Four essentials to unlocking the potential of ADHD employees

By Tim Mart, careers coach and founder of Know You More

With the awareness of neurodiversity continuing to grow, it is becoming increasingly common for individuals with ADHD to be diagnosed or recruited into the workforce. Businesses are realising that in improving their understanding of neurodiversity they have the opportunity to unlock the unique strengths that ADHD employees have to offer.

The range of challenges that SME’s face is growing in both size and complexity. A prime example of this is the rapid pace of technology and, as a result, businesses having to have a greater focus on innovation to remain competitive. Competitive amongst increased competition at that.

To be able to address these challenges SME’s must leverage the full potential of their workforce including neurodiverse employees such as those with ADHD. Unlocking unique strengths and skills that can help them meet these challenges head on.

It is normal for individuals with ADHD to be equipped with creative problem-solving skills, adaptability and a high energy that can improve responsiveness to market changes.

For instance, an employee with ADHD at a marketing agency could quickly generate a wide range of campaign ideas in response to a new trend, helping the agency stay ahead of the curve and capture the attention of new clients.

A manufacturing SME could benefit from uncovering a novel approach to streamlining production processes and improving efficiency. An incredible ability in creative thinking can lead to breakthrough ideas and unconventional solutions that can set SMEs apart from their competitors.

I know this because it is exactly what I brought to my employers. People used to call me a breath of fresh air for my ability to quickly find a way forward when solving a problem at my company. One of my team called me ‘Alice’ because I was able to think up six ideas for a problem before breakfast. It was so easy for me and yet I found it strange that people were unable to do the same. From multimillion pound technology transformation to designing performance metrics, I had this brilliant ability to deliver change and bring people with me on the journey. It is only in the past couple of years, since being diagnosed ADHD, that I understand that these skills are related to my neurodiversity.

These skills are invaluable assets that SMEs just cannot afford to overlook. If they do SMEs risk missing a massive opportunity.

What are businesses doing to unlock their potential across their business? Here are four essentials that will help you harness the strengths of employees with ADHD

An inclusive culture of belonging

Belonging is a fundamental need for all employees, and even more so for those with ADHD. When people know that they are accepted and valued in the workplace, they feel safe and trusted. Fostering open dialogue, feedback and acceptance creates an inclusive and supportive environment that enables employees with ADHD to perform at their best. What does that best mean to the business? They can benefit from unique problem-solving abilities, creative thinking and critical analysis that can drive business growth and innovation.

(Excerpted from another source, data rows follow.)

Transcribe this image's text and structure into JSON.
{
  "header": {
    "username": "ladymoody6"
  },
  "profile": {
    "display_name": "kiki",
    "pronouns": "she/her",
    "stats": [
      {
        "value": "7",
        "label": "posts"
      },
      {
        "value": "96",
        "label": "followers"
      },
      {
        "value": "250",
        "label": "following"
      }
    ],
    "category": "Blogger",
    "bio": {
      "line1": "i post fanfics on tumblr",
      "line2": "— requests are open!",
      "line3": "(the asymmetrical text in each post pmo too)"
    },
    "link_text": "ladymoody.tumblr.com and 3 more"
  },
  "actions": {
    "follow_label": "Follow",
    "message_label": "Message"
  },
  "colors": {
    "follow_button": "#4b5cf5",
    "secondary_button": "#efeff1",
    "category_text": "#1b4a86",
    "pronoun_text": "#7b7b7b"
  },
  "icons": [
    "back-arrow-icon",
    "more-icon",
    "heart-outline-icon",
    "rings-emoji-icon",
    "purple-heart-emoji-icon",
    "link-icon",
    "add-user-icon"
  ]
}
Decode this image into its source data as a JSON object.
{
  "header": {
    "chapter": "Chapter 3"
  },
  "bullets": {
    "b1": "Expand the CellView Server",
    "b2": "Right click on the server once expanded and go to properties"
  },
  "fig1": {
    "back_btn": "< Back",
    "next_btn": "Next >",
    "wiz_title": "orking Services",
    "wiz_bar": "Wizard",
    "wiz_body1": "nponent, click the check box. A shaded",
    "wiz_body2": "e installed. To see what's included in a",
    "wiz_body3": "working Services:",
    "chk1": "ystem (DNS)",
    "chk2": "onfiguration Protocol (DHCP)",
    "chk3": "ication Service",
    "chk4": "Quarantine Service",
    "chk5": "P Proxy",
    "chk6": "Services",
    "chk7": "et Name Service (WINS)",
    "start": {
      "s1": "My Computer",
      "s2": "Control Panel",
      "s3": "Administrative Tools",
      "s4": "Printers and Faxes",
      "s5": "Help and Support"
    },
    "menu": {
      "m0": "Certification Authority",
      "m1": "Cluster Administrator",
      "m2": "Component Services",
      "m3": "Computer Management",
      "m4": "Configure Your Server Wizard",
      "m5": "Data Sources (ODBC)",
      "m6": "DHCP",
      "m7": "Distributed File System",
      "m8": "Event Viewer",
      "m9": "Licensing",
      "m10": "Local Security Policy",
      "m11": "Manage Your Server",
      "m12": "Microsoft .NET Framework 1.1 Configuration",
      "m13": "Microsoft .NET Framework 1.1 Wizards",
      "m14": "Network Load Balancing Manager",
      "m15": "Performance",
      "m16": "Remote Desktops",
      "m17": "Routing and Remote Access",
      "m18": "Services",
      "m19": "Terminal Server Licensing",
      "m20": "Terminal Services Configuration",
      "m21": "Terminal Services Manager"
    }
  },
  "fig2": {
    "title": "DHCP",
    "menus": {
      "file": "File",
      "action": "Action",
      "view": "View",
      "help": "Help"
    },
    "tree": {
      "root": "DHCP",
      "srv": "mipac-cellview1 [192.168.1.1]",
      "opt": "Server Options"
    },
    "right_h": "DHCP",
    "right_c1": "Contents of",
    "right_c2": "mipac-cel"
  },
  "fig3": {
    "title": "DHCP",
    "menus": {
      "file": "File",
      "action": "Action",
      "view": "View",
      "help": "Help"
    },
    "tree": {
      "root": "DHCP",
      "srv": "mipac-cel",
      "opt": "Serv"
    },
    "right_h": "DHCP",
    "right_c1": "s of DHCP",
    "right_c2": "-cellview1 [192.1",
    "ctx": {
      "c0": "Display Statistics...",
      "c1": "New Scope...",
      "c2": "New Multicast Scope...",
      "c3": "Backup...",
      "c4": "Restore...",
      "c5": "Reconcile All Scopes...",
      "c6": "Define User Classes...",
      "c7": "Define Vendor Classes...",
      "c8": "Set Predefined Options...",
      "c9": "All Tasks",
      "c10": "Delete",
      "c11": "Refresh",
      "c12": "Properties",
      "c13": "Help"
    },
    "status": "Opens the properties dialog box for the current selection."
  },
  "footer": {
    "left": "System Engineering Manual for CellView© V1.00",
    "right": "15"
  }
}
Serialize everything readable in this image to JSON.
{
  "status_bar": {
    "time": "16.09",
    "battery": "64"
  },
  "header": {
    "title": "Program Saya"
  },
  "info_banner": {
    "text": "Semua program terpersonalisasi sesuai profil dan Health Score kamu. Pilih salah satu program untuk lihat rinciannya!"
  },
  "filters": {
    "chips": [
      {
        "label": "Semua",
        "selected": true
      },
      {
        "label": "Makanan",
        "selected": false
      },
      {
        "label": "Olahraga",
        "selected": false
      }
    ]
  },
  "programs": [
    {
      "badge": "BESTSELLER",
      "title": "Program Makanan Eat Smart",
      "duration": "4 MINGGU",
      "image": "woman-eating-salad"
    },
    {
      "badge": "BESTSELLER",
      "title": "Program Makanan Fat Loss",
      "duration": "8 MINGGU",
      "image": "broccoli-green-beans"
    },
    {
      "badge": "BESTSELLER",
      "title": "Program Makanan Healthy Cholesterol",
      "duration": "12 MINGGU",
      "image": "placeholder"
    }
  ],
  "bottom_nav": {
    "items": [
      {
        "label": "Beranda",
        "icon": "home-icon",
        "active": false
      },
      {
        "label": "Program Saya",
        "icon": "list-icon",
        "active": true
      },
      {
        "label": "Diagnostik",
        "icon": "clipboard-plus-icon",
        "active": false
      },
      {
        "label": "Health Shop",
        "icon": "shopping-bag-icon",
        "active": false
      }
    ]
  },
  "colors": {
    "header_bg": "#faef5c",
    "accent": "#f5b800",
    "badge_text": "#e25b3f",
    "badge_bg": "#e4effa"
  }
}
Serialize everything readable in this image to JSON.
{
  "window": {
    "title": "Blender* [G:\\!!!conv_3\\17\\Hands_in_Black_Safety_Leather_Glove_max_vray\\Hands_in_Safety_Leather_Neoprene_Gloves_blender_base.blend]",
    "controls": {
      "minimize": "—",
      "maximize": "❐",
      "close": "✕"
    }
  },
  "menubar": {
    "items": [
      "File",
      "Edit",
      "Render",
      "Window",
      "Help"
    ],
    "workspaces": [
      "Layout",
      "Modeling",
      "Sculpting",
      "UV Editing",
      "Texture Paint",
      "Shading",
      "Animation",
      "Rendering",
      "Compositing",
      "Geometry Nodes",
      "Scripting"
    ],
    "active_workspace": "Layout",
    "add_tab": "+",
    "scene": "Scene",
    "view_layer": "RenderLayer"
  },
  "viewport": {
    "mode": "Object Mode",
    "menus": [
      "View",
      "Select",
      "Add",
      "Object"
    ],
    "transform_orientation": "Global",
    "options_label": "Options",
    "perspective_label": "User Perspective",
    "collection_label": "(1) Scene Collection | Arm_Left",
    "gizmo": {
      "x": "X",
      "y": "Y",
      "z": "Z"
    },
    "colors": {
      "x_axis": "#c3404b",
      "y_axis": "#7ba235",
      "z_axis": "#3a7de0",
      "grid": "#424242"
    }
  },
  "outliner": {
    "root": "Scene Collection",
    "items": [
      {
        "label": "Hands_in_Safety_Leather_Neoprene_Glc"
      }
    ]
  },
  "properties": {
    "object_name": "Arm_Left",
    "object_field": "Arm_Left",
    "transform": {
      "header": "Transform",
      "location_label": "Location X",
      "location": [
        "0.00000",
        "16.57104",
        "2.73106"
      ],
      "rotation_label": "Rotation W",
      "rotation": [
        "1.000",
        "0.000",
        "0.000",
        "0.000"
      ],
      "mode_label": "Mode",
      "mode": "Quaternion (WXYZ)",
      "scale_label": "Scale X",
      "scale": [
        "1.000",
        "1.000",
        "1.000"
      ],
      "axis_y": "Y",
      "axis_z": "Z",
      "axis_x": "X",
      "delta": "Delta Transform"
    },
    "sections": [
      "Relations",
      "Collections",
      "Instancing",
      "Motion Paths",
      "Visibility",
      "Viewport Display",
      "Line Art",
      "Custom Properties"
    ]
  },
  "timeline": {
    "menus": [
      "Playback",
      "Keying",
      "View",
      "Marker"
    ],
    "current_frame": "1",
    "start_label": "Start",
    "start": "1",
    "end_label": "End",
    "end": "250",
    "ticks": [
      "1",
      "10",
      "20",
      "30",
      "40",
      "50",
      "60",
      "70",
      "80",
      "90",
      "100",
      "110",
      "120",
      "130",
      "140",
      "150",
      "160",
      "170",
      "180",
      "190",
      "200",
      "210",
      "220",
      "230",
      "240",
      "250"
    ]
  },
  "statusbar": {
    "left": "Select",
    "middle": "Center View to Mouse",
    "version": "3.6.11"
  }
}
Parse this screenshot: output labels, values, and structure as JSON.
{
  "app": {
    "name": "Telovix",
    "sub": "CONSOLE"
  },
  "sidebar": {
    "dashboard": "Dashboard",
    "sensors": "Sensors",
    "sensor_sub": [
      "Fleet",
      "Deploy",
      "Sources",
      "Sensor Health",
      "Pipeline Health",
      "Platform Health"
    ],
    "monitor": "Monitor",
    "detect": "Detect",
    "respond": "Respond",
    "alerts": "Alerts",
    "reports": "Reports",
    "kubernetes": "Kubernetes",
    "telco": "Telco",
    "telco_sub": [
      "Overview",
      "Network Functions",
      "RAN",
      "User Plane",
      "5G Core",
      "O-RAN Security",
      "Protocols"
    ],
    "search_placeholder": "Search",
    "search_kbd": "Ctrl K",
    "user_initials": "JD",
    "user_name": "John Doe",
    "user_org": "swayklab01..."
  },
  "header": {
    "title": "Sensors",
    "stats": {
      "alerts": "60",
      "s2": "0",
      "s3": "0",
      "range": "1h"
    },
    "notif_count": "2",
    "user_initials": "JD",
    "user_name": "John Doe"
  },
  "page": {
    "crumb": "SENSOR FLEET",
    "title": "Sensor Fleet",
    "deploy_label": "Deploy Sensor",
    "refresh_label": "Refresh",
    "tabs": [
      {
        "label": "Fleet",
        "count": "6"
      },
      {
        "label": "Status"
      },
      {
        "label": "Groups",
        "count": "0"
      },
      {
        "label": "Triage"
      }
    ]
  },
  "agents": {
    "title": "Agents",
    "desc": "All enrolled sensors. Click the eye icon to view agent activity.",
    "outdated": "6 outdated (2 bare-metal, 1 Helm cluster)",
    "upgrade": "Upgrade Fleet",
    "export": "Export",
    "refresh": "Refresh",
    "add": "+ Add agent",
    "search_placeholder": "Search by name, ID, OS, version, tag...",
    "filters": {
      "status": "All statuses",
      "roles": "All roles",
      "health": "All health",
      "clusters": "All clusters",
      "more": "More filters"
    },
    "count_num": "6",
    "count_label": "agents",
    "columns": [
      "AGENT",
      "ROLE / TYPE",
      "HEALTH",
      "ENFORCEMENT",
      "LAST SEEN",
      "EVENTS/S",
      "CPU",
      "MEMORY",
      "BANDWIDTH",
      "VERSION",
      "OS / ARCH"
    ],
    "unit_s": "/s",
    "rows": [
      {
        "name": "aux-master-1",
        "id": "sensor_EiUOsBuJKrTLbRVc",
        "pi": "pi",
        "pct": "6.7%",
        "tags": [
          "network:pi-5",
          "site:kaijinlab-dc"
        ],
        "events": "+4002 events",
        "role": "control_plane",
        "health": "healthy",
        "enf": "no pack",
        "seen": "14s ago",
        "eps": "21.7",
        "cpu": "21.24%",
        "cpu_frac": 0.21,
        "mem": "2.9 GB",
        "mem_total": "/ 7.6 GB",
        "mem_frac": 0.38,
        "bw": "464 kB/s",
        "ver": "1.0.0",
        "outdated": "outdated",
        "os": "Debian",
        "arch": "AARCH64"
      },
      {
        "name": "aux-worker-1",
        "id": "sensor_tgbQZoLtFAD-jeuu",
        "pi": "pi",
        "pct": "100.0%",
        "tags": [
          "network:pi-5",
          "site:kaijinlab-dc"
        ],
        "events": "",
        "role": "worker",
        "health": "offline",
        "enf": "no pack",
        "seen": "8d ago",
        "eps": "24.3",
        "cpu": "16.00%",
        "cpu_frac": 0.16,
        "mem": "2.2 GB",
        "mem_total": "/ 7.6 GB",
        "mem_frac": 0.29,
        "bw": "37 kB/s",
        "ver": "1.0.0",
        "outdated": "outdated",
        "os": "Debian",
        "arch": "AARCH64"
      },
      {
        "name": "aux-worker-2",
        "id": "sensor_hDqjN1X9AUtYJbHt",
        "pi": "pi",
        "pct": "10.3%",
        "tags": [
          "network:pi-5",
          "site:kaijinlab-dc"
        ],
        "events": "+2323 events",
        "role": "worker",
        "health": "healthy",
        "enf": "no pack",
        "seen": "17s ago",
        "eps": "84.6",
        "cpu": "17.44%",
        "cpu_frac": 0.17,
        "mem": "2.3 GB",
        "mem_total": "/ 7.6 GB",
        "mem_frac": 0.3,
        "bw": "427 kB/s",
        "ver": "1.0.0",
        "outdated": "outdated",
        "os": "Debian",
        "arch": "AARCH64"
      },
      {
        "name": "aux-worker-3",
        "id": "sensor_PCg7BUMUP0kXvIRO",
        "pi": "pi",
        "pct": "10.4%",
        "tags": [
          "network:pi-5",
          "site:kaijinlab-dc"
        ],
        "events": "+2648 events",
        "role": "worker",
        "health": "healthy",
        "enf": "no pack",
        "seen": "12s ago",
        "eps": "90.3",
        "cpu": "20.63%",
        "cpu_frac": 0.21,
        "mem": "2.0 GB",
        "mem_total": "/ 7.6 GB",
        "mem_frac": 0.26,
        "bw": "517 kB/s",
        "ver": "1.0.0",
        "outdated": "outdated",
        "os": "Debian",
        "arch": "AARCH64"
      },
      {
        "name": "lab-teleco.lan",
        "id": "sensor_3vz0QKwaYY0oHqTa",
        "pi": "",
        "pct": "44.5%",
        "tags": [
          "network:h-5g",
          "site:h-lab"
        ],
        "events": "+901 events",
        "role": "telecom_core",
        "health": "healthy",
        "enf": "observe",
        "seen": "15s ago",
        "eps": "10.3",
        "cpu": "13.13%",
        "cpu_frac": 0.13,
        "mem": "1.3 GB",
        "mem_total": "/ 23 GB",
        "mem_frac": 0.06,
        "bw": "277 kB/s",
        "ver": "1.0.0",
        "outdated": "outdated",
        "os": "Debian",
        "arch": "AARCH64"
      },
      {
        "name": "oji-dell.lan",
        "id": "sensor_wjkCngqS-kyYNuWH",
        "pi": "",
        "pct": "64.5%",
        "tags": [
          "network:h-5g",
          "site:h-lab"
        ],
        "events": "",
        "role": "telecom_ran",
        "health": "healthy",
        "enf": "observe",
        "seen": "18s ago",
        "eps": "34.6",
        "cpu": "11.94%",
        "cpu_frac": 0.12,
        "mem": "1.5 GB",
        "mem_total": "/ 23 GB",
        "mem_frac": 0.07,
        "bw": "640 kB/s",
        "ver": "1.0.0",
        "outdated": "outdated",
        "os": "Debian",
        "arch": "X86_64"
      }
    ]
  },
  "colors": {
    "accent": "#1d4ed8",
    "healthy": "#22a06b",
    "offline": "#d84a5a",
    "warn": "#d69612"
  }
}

Flexibility for maximum productivity

Flexible approaches to work such as remote work, flexible hours and job sharing are commonplace now the employee experience. For employees with ADHD, the aim is to successfully strike the balance between flexibility and structure. Too much flexibility can lead to disorder. A fixed structure will be stifling. A collaborative approach to implementing personalised ways of working will empower the employee, give them the ability to perform at their best and lead to both greater productivity and output.

Education and learning

If our goal is to have workplaces that are inclusive and supportive, then we need to better understand one another. Online training and resources will equip employees with a broad understanding of neurodiversity. Leadership development training will hone the skills of managers to effectively grow and support neurodiverse individuals. Yet the most impactful way is facilitating spaces where people can have open dialogue and learn about one another. Every person with ADHD is different. Their experience and the experience of each member of your team will also be different. The simplest way to bridge this is through curiosity and conversation. This level of understanding connection is a gateway to businesses creating high performing teams.

A personal approach to learning and development

High quality personal development is rarely found in a one-size-fits-all approach, and they are even less impactful for employees with ADHD. Personalised and targeted learning and development provisions, such as coaching and mentoring, are especially effective in growing individuals and providing them with human skills such as self-awareness, communication and decision making to help them navigate the workplace and reach their full potential. Businesses investing in personalised support will experience employees with ADHD excelling in their roles and consistently contributing in a meaningful way.

Embracing neurodiversity, including ADHD, in the workplace is now a strategic advantage for SMEs. By underpinning their company culture with inclusivity, flexibility, education and support, small businesses can unlock the full potential of their ADHD employees.

In my own experience, I was able to bring tremendous amounts of value in fleeting periods of time for the companies I worked for. That time was made shorter because, although I did not know it at the time, the culture, and frameworks where not supportive of my ADHD and made it impossible for me to stay for too long. In the work my own company now delivers, we are playing a part in creating those cultures within SMEs by harnessing the neurodiversity that our team is fortunate to have at its disposal.

Tim Mart is a careers coach and founder of Know You More, a socially driven coaching and training provider that helps improve the employee experience, including wellbeing and engagement. Tim and his team work with clients such as Ocado, Siemens and the NHS